Safe Handling of Hazardous Chemicals
In the aftermath of the explosions at the port of Tianjin China and at a chemical plant in Shandong, we are once again reminded of the reality of the dangers involved in handling combustible and toxic chemicals. When running an automated production facility with a team of experienced operators, risks of incidents can be minimized. This having been said, accidents can still happen. Throughout DrM’s long involvement in the design and installation of filtration systems of hazardous products, it has encountered a number of incidents that merit mentioning. Exposure to and knowledge of these incidents have allowed DrM to develop safe designs.
Material Handling Risk
The risk of industrial accidents involving liquid handling is generally very low as liquids can easily be conveyed in pipes and processed in closed equipment. Explosion-proof components such as pumps, agitators, valves and instruments are generally considered to be reliable and safe.
On the other hand, solids handling is another matter. Material blocking, accumulation, sticking and dust creation are just a few solids handling issues that can pose safety problems. Furthermore, the behaviour of a solid/liquid mix can significantly change as a result of varying concentrations. This can create unexpected and undesirable results.
Filter systems for solid/liquid separation are at intersection of liquid and solid handling. Since the FUNDABAC® filter is often used to generate dry solids from a liquid stream, appropriate designs are required to handle those powdered solids. As long as the solids are contained in the enclosed filter, safety can be guaranteed. Once the solids are discharged, containment becomes significantly more challenging. Here are some typical issues that DrM has encountered.
Inert gas for cake drying
Unfortunately it still happens that inert gas gets contaminated with air. Depending on temperature, solids and liquid composition as well as dryness of the product the consequences are manifold. In most of the cases we experienced, the pyrophoric cake, such as catalyst starts to glow and slowly burns. Luckily, oxygen levels are often low which may only cause some material damage.
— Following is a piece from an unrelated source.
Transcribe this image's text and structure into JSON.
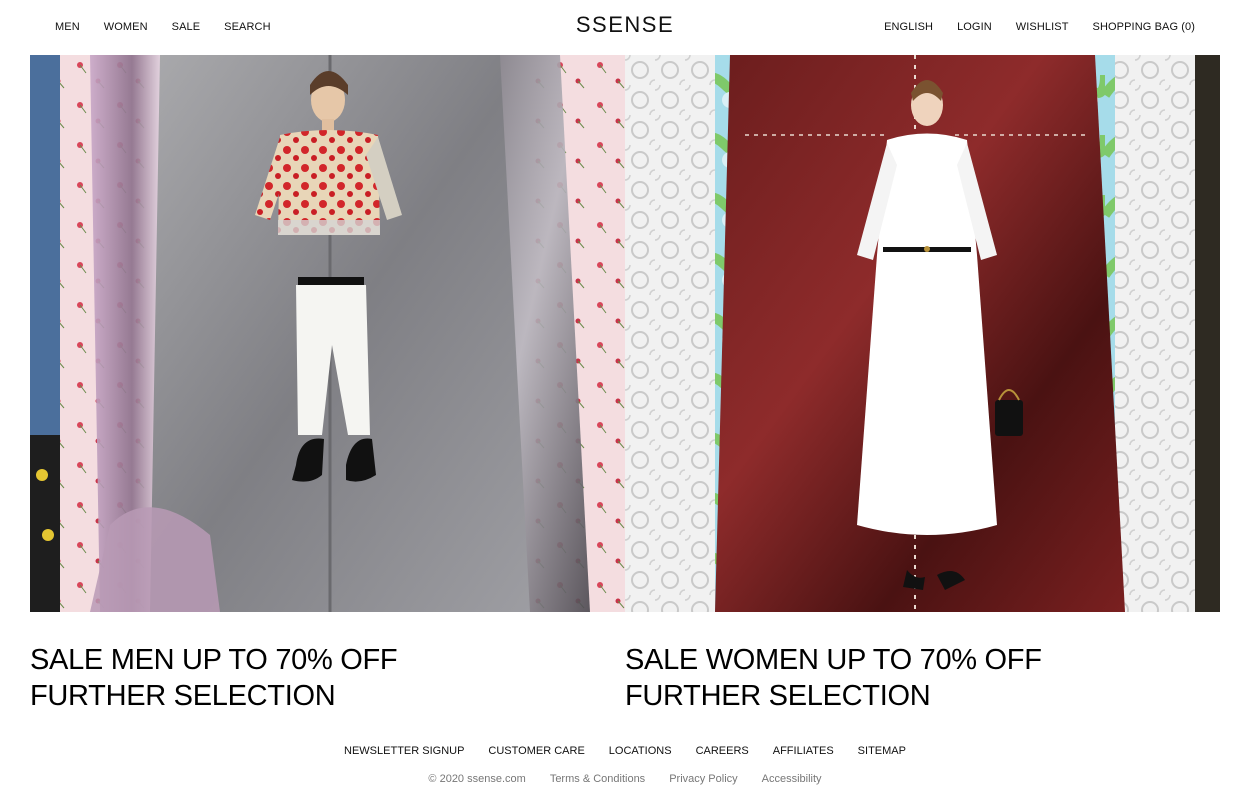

However, the consequences can be significantly more devastating and it is recommended to constantly monitor the inert gas quality.
Steam For Cake Drying
Some DrM clients prefer to use steam to dry the cake of solids. To prevent moist discharge, superheated steam can be used (please contact DrM for further information).
The use of superheated steam results in a hot cake of solids that could create issues during discharge that are not normally encountered with cake drying using inert gas. For example, while a cake may be handled safely at ambient conditions, it may become significantly more pyrophoric at elevated temperatures. To prevent any incidents, it is recommended to cool the cake by inert gas purging prior to discharge. As an alternative, saturated steam or water spray can be applied to keep the cake humid.
Solids Containment and Handling
Operators may decide that complete containment of the cake is required. This is easier said than done. If the solids are processed indoors, closed equipment can be installed on the discharge side of the filter.
Containers may be closed with a manual valve and transported to the next operation unit. Alternatively, the cake can be transformed into pulp for easier handling.
When solids need to be shipped to another facility or disposed of, one way containers or barrels are preferred. These need to be positioned onto the discharge chute of the filter. If the discharge operation needs to be contained, an endless bag may be an option.
When solids are hot, polyethylene bags may not be an option. An alternative would be to let the cake cool off in the filter by way of inert gas purging and discharged when the temperature falls below 60ºC. A flexible bellow, designed for manual or pneumatic operation, can be pressed onto a steel barrel.